Part 1 – Day 1:

After traveling a long distance from all part of Australia, our “small” group of 14 made it to the hotel safe and sound. I was nervous at first, not knowing exactly how the first meet and greet would go but most of all, I was grateful for some authentic human interaction. It was definitely a long-haul flight as some would say and I definitely did not enjoy the solo flight over as this was to be my second ever overseas trip ever. As one who has grown up with a large family, it was odd not having someone to talk to for 36 hours but I made do with the large selection movies provided in flight.  

 

 

 

Making my way to the hotel was quite easy but I would not recommend trying to walk from the station to the hotel with a luggage. It is definitely not worth saving the euros, as I had originally thought, if you are not into a casual hour walk in the cold. We briefly met our onsite coordinator, exchanged names and hit the hay.

 

Day 2: The Weekend

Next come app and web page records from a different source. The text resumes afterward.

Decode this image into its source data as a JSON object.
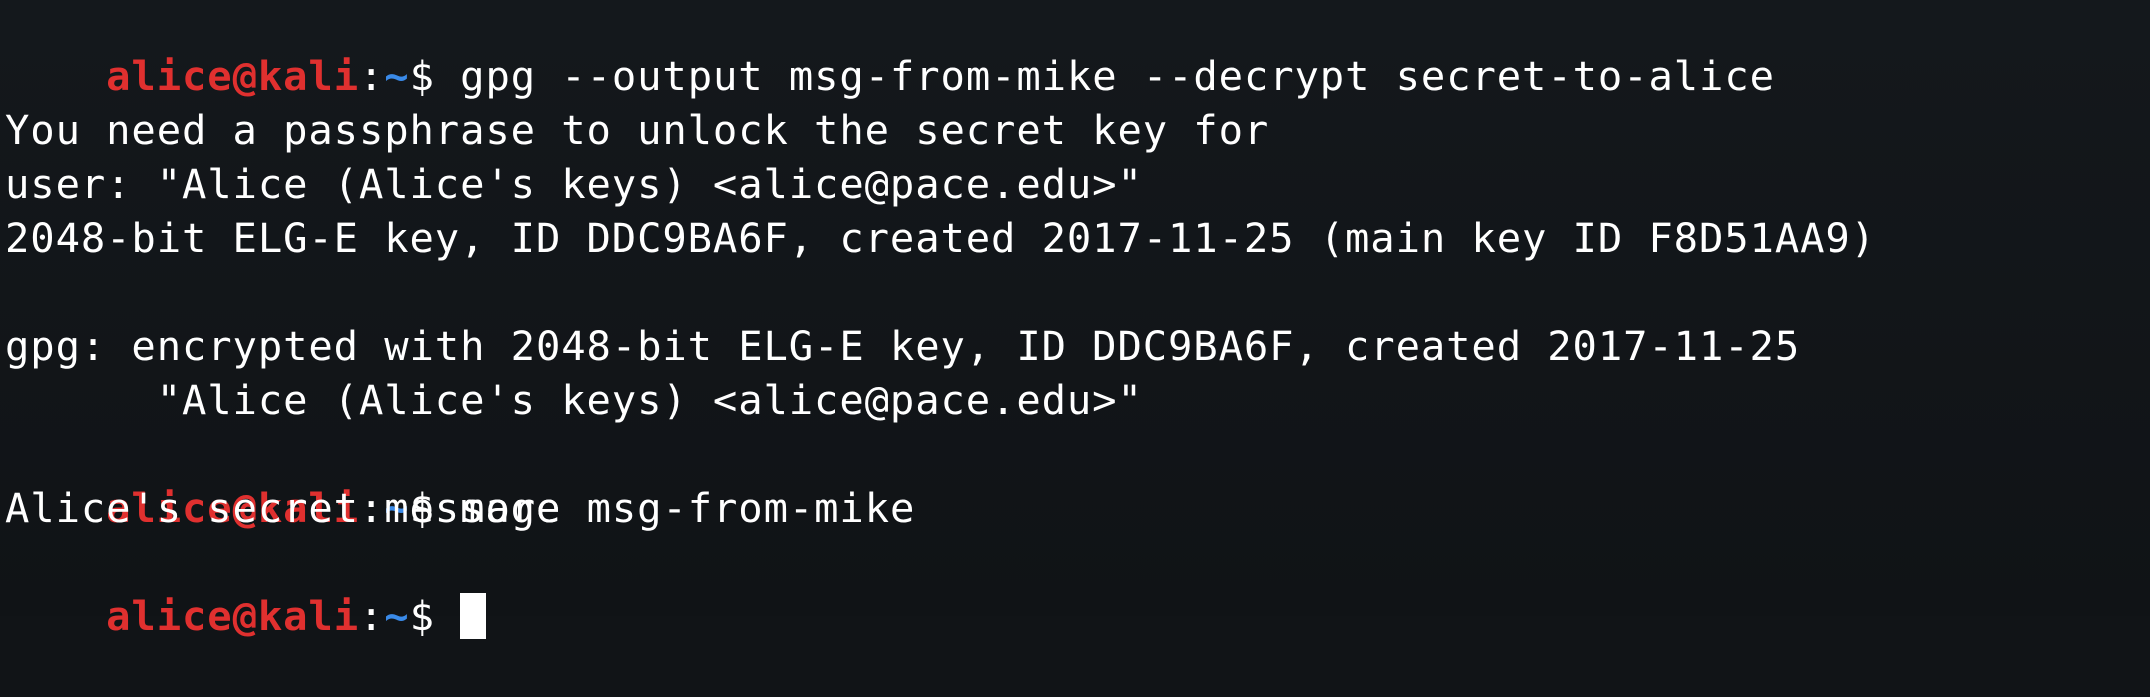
{
  "prompt": {
    "user": "alice",
    "at": "@",
    "host": "kali",
    "sep": ":",
    "path": "~",
    "symbol": "$ "
  },
  "lines": [
    {
      "type": "prompt",
      "command": "gpg --output msg-from-mike --decrypt secret-to-alice"
    },
    {
      "type": "blank",
      "text": ""
    },
    {
      "type": "output",
      "text": "You need a passphrase to unlock the secret key for"
    },
    {
      "type": "output",
      "text": "user: \"Alice (Alice's keys) <alice@pace.edu>\""
    },
    {
      "type": "output",
      "text": "2048-bit ELG-E key, ID DDC9BA6F, created 2017-11-25 (main key ID F8D51AA9)"
    },
    {
      "type": "blank",
      "text": ""
    },
    {
      "type": "output",
      "text": "gpg: encrypted with 2048-bit ELG-E key, ID DDC9BA6F, created 2017-11-25"
    },
    {
      "type": "output",
      "text": "      \"Alice (Alice's keys) <alice@pace.edu>\""
    },
    {
      "type": "prompt",
      "command": "more msg-from-mike"
    },
    {
      "type": "output",
      "text": "Alice's secret message"
    },
    {
      "type": "prompt",
      "command": ""
    }
  ],
  "colors": {
    "background": "#111417",
    "prompt_user_host": "#e0302f",
    "prompt_path": "#3a8ae8",
    "text": "#ffffff"
  },
  "cursor": "block-cursor"
}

The first impression of the group was friendly, everyone was eager to explore the city and happy to chat. It was interesting meeting people from all walks of life and parts of Australia. Our weekend was spent exploring, walking, talking, eating and getting to know everyone in the group.

 

 

 

We met up for lunch at a quaint little Austrian café, also known as, “Burger King” and then continued exploring the spectacular city of Graz. One ingenious idea my roommate and I had was to scout out the University location so that we could find it easily in the morning... only to find out that we had class on a separate campus, the very next day (oops!).

 

 

 

Day 3: FIRST DAY OF SCHOOL!

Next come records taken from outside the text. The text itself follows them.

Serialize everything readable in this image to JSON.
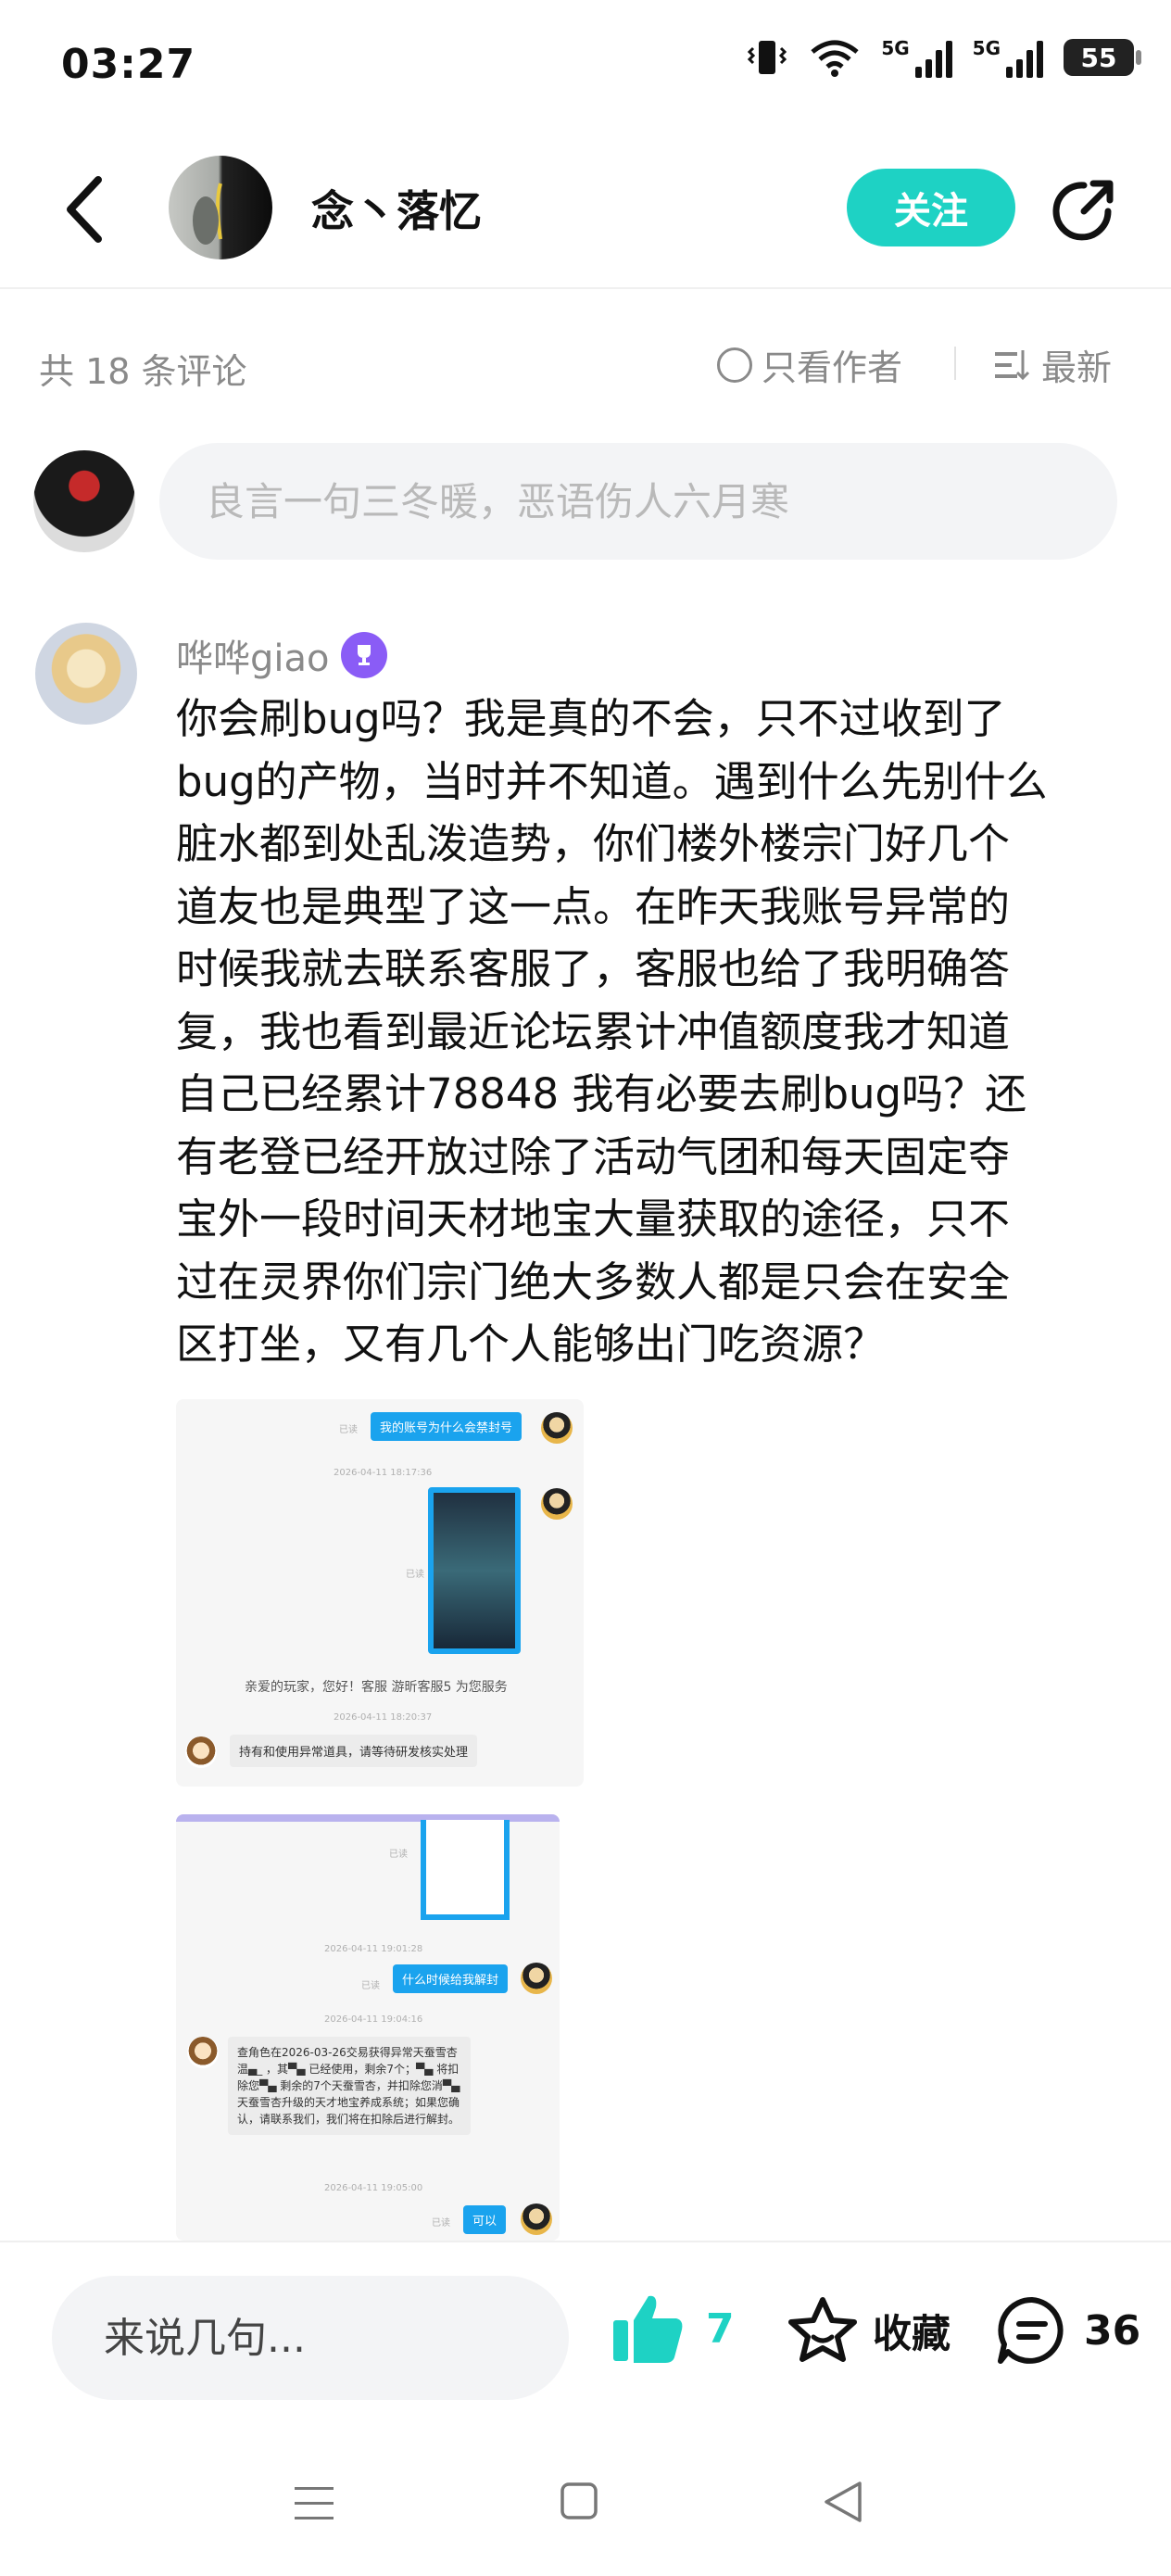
{
  "status_bar": {
    "time": "03:27",
    "net1": "5G",
    "net2": "5G",
    "battery": "55"
  },
  "header": {
    "author_name": "念丶落忆",
    "follow_label": "关注"
  },
  "comments_bar": {
    "count_text": "共 18 条评论",
    "author_only_label": "只看作者",
    "sort_label": "最新"
  },
  "comment_input": {
    "placeholder": "良言一句三冬暖，恶语伤人六月寒"
  },
  "comment": {
    "username": "哗哗giao",
    "text": "你会刷bug吗？我是真的不会，只不过收到了\nbug的产物，当时并不知道。遇到什么先别什么\n脏水都到处乱泼造势，你们楼外楼宗门好几个\n道友也是典型了这一点。在昨天我账号异常的\n时候我就去联系客服了，客服也给了我明确答\n复，我也看到最近论坛累计冲值额度我才知道\n自己已经累计78848 我有必要去刷bug吗？还\n有老登已经开放过除了活动气团和每天固定夺\n宝外一段时间天材地宝大量获取的途径，只不\n过在灵界你们宗门绝大多数人都是只会在安全\n区打坐，又有几个人能够出门吃资源？",
    "screenshot1": {
      "read1": "已读",
      "msg1": "我的账号为什么会禁封号",
      "time1": "2026-04-11 18:17:36",
      "read2": "已读",
      "system": "亲爱的玩家，您好！客服 游昕客服5 为您服务",
      "time2": "2026-04-11 18:20:37",
      "reply": "持有和使用异常道具，请等待研发核实处理"
    },
    "screenshot2": {
      "read1": "已读",
      "time1": "2026-04-11 19:01:28",
      "read2": "已读",
      "msg1": "什么时候给我解封",
      "time2": "2026-04-11 19:04:16",
      "reply": "查角色在2026-03-26交易获得异常天蚕雪杏温▄_ ，其▀▄ 已经使用，剩余7个；▀▄ 将扣除您▀▄ 剩余的7个天蚕雪杏，并扣除您消▀▄ 天蚕雪杏升级的天才地宝养成系统；如果您确认，请联系我们，我们将在扣除后进行解封。",
      "time3": "2026-04-11 19:05:00",
      "read3": "已读",
      "msg2": "可以"
    }
  },
  "bottom_bar": {
    "input_placeholder": "来说几句...",
    "like_count": "7",
    "favorite_label": "收藏",
    "comment_count": "36"
  },
  "colors": {
    "accent": "#1ed2c4",
    "chat_blue": "#1aa3ee",
    "badge_purple": "#8a5cf6"
  }
}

Back to the daily grind we went with our first day of university kicking off at 9 am. We met up with our on-site coordinator, Julia, down at the lobby and managed to catch the right tram. Luckily, we did not have to pack in like sardines as we were to experience during another early morning rush. We were met with a warm welcome from the lecturers and promptly began our classes.

 

 

I found the lecturers to be engaging, friendly and a pleasure to learn from. Being able to discuss current issues and aims for future classroom motivated me to want to create a better learning environment for my future students. It was interesting to also learn about the inclusive aspects of the education system and how Austria’s school system is similar yet so different compared to what I have grown up with in Australia.

 

 

 

 

After our first day of school was our welcome dinner, held at a traditional Austrian restaurant. Our program coordinator, George, met the group with warm smiles and an infectiously happy attitude. He even recommended which of the dishes he believed were exceptional. We were also joined by our Lecturer, Edvina, and on-site coordinate, Julia. It was quite fun interacting with everyone outside the classroom and creating life-long memories with people from different walks of life.

 

Day 4: Another Day, Another Class

 

We learnt the hard way that peak hour means jam packed trams and sadly, four out of the fourteen had to wait for the next tram. Luckily, our group waited for the stragglers.

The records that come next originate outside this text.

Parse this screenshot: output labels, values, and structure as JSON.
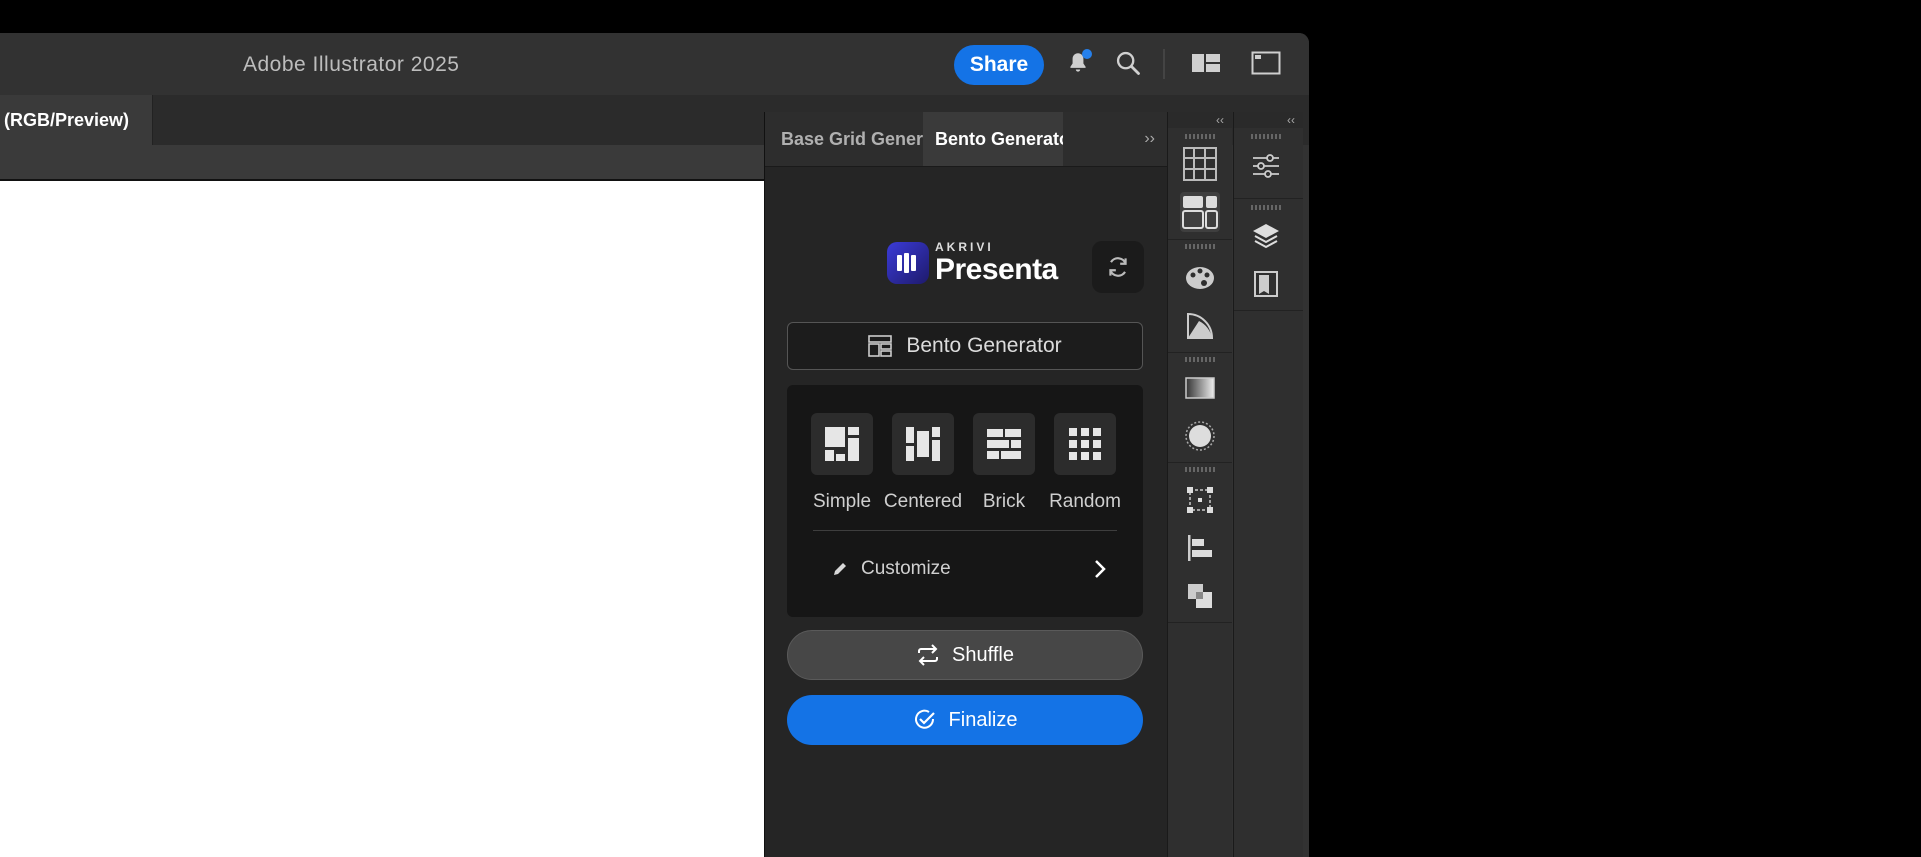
{
  "app": {
    "title": "Adobe Illustrator 2025"
  },
  "titlebar": {
    "share_label": "Share",
    "icons": [
      "bell-icon",
      "search-icon",
      "workspace-icon",
      "panel-toggle-icon"
    ]
  },
  "document": {
    "tab_label": "(RGB/Preview)"
  },
  "panel": {
    "tabs": [
      {
        "label": "Base Grid Generator"
      },
      {
        "label": "Bento Generator"
      }
    ],
    "collapse_label": "››",
    "logo": {
      "small": "AKRIVI",
      "big": "Presenta"
    },
    "generator_label": "Bento Generator",
    "layouts": [
      {
        "label": "Simple"
      },
      {
        "label": "Centered"
      },
      {
        "label": "Brick"
      },
      {
        "label": "Random"
      }
    ],
    "customize_label": "Customize",
    "shuffle_label": "Shuffle",
    "finalize_label": "Finalize"
  },
  "docks": {
    "collapse_label": "‹‹",
    "dock1_icons": [
      "grid-table-icon",
      "bento-layout-icon",
      "color-palette-icon",
      "color-guide-icon",
      "gradient-icon",
      "appearance-icon",
      "transform-icon",
      "align-icon",
      "pathfinder-icon"
    ],
    "dock2_icons": [
      "properties-icon",
      "layers-icon",
      "libraries-icon"
    ]
  },
  "colors": {
    "accent": "#1473e6",
    "panel_bg": "#252525",
    "app_bg": "#323232"
  }
}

Day 5: A trip to greener pastures

 

Today began with a nice early rise for our 8 am train ride to Gleisdorf for our first field. We arrived at Chance B, an organisation. The purpose of this service is to help support the move towards the UN convention expectations of open access to all.